DATA SUPPLIED section start

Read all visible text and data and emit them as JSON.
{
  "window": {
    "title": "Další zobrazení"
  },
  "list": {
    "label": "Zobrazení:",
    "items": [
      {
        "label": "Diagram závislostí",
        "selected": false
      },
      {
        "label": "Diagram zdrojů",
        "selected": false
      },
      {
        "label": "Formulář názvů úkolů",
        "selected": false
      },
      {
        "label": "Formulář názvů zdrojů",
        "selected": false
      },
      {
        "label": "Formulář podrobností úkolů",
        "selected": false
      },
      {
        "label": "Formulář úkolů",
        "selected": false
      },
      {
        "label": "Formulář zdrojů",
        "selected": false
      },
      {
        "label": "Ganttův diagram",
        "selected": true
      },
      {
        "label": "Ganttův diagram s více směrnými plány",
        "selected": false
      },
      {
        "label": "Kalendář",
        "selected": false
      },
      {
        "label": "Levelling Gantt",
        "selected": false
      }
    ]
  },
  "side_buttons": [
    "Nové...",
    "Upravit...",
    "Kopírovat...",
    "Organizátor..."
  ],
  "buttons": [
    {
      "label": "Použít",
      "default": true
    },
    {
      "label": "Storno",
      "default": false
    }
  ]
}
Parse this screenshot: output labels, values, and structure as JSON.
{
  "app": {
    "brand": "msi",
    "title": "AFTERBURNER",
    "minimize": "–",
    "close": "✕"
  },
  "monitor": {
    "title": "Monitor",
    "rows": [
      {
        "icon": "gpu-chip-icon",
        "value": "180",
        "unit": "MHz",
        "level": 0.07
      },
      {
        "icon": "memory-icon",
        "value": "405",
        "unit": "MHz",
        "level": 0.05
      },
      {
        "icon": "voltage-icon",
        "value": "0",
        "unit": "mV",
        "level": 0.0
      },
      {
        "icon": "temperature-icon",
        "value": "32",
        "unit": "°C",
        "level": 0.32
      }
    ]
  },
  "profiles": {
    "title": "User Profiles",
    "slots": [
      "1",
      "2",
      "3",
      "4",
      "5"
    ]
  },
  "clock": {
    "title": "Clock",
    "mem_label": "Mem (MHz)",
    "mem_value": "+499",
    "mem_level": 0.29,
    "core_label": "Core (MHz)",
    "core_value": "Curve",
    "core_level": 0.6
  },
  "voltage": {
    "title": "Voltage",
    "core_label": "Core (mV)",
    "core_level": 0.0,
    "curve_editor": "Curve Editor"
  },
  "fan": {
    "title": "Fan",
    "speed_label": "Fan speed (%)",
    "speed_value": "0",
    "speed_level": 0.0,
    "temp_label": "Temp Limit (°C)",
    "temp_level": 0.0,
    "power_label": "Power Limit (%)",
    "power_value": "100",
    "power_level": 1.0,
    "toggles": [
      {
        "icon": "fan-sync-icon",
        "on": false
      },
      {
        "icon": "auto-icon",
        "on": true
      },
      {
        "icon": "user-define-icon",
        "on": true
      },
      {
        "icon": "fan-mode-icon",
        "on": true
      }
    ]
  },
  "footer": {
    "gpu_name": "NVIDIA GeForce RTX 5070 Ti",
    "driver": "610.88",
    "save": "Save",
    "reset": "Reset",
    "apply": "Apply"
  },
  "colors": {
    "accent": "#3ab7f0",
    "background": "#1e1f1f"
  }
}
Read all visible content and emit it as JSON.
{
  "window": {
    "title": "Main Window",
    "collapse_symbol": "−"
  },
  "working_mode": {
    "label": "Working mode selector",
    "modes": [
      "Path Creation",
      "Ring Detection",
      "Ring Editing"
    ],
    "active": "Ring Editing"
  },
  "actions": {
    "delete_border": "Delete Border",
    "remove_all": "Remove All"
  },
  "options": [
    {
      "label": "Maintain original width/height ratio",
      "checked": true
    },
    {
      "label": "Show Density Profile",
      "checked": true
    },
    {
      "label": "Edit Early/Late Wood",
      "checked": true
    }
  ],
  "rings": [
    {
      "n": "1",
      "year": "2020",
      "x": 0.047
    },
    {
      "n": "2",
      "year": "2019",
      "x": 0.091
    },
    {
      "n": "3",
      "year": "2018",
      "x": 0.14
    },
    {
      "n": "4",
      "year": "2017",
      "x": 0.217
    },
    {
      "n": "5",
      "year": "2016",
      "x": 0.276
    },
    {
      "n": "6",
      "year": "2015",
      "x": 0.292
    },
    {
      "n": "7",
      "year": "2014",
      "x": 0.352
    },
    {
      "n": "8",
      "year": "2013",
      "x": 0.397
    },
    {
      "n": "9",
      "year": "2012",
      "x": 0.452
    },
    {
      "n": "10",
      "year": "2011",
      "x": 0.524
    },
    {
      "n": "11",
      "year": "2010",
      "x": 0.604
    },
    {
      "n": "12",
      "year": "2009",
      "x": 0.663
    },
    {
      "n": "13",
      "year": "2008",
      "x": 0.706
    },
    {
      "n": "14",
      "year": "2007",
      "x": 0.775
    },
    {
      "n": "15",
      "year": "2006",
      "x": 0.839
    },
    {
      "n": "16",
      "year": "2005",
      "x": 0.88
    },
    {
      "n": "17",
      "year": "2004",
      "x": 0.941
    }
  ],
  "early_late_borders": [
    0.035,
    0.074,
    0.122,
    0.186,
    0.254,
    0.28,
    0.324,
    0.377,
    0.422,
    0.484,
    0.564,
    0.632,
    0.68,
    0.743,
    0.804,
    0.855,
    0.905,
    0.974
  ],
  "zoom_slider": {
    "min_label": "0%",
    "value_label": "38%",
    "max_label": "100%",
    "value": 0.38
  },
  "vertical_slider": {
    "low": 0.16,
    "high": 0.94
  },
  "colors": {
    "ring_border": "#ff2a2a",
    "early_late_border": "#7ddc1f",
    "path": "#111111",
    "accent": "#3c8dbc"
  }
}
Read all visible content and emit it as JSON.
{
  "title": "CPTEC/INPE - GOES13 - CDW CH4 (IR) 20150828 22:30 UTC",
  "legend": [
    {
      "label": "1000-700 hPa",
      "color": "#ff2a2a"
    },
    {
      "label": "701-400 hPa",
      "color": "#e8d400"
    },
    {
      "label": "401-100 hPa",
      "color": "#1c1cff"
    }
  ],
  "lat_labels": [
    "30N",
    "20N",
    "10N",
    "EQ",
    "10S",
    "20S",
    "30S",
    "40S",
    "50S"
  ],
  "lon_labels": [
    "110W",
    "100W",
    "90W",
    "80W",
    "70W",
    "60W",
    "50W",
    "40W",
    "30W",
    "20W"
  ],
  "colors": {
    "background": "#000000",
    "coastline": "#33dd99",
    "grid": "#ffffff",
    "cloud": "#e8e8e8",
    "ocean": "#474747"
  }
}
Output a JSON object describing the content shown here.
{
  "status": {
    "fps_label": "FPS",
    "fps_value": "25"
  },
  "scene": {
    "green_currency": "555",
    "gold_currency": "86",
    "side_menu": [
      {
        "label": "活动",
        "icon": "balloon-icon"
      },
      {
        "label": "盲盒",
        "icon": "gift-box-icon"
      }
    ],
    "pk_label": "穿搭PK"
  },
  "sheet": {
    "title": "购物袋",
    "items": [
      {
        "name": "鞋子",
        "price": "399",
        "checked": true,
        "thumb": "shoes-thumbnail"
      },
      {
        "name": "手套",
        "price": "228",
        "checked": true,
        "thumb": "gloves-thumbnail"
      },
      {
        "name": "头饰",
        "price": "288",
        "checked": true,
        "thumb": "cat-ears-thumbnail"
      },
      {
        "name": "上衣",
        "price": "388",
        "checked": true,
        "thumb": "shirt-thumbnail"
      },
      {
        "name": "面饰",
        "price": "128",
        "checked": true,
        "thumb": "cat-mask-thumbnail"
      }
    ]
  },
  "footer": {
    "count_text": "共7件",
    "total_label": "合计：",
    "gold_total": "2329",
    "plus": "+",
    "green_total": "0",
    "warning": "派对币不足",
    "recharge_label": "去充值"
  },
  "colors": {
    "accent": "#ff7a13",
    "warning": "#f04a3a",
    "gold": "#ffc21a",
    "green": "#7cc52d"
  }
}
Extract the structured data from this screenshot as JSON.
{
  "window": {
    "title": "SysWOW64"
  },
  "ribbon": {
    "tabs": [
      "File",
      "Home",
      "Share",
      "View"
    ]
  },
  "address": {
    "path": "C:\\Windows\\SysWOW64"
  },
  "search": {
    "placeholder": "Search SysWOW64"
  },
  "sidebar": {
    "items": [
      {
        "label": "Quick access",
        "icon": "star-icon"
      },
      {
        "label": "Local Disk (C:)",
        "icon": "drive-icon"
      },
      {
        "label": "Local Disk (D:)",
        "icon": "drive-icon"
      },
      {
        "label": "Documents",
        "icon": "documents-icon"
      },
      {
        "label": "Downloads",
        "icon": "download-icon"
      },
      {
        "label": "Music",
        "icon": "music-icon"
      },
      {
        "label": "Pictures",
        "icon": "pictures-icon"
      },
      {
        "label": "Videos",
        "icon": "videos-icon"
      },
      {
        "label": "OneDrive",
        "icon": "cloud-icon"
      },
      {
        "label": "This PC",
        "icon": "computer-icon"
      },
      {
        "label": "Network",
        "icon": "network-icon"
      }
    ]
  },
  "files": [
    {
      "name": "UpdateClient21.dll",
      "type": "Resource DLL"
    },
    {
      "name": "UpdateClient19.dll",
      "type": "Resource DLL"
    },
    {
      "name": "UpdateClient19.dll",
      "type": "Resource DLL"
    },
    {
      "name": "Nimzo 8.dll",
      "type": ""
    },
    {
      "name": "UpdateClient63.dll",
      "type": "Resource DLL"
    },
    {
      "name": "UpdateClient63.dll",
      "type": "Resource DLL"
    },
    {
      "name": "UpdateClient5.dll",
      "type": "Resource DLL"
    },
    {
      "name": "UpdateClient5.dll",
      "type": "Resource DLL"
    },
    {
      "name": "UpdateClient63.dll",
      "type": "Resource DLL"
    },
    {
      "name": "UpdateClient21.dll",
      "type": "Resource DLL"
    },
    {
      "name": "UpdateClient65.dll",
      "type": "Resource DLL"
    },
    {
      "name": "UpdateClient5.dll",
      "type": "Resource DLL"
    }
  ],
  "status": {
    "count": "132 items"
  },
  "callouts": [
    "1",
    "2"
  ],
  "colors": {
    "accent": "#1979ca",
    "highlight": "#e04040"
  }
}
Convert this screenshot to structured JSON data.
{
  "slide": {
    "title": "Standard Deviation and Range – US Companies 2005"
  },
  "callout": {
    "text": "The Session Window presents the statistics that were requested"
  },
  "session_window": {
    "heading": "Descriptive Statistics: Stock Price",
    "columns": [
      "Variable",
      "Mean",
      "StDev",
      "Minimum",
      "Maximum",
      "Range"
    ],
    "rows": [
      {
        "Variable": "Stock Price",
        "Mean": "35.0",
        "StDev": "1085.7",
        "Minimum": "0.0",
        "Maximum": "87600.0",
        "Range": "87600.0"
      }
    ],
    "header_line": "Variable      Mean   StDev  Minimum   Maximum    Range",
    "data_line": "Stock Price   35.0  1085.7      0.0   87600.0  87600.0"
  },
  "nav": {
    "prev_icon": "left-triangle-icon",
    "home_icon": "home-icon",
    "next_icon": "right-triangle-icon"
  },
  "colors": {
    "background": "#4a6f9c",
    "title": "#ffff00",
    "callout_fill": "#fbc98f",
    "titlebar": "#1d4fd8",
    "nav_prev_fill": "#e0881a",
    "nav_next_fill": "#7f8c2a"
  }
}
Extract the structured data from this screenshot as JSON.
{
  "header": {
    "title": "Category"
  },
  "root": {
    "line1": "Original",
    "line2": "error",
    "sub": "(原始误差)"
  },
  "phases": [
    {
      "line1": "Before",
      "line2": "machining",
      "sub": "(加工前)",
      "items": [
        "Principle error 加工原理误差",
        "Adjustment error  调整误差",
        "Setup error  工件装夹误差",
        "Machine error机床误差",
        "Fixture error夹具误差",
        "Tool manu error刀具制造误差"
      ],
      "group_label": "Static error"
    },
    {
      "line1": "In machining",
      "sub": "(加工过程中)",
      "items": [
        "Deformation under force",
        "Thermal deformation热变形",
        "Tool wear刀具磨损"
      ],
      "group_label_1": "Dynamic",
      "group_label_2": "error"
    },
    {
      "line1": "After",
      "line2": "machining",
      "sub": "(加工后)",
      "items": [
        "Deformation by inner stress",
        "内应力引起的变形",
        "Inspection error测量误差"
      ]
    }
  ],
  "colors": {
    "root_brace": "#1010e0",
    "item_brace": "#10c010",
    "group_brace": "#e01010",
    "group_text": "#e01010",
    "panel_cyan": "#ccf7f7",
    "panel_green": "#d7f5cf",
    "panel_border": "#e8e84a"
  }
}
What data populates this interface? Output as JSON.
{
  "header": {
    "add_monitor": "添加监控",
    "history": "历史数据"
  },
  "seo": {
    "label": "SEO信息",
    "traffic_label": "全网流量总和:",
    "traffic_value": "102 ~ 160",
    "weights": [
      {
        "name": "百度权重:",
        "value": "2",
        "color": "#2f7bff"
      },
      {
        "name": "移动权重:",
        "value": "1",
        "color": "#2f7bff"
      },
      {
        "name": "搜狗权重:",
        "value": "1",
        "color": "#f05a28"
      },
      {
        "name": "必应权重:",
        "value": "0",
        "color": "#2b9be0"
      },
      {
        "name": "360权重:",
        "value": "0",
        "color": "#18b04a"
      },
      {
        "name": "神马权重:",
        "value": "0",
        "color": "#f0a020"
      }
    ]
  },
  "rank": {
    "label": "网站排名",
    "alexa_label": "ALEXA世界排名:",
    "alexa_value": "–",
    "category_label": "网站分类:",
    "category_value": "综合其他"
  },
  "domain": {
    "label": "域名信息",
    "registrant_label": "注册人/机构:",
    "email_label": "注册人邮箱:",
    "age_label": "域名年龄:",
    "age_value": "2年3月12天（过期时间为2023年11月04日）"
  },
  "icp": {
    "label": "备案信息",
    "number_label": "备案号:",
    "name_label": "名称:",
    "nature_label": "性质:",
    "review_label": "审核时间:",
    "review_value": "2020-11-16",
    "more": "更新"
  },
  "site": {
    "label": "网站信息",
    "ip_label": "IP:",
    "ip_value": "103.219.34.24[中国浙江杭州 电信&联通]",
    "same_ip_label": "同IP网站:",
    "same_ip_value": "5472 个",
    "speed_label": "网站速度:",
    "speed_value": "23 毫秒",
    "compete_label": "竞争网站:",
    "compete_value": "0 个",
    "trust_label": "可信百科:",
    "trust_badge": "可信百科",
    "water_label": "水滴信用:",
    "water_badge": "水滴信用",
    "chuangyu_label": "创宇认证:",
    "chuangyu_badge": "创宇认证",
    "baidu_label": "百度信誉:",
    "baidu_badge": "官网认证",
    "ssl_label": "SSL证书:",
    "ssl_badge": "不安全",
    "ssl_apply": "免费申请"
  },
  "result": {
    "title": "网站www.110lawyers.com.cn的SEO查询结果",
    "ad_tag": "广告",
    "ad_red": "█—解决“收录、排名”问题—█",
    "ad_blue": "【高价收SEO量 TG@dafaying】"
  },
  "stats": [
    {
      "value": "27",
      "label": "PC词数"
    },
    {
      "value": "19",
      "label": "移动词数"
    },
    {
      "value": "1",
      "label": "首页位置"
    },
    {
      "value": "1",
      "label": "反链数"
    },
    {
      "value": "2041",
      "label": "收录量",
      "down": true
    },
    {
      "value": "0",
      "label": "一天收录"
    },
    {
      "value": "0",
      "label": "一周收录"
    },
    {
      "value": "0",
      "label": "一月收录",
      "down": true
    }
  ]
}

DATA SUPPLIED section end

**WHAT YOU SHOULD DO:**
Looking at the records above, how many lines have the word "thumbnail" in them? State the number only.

**SOLUTION:**
5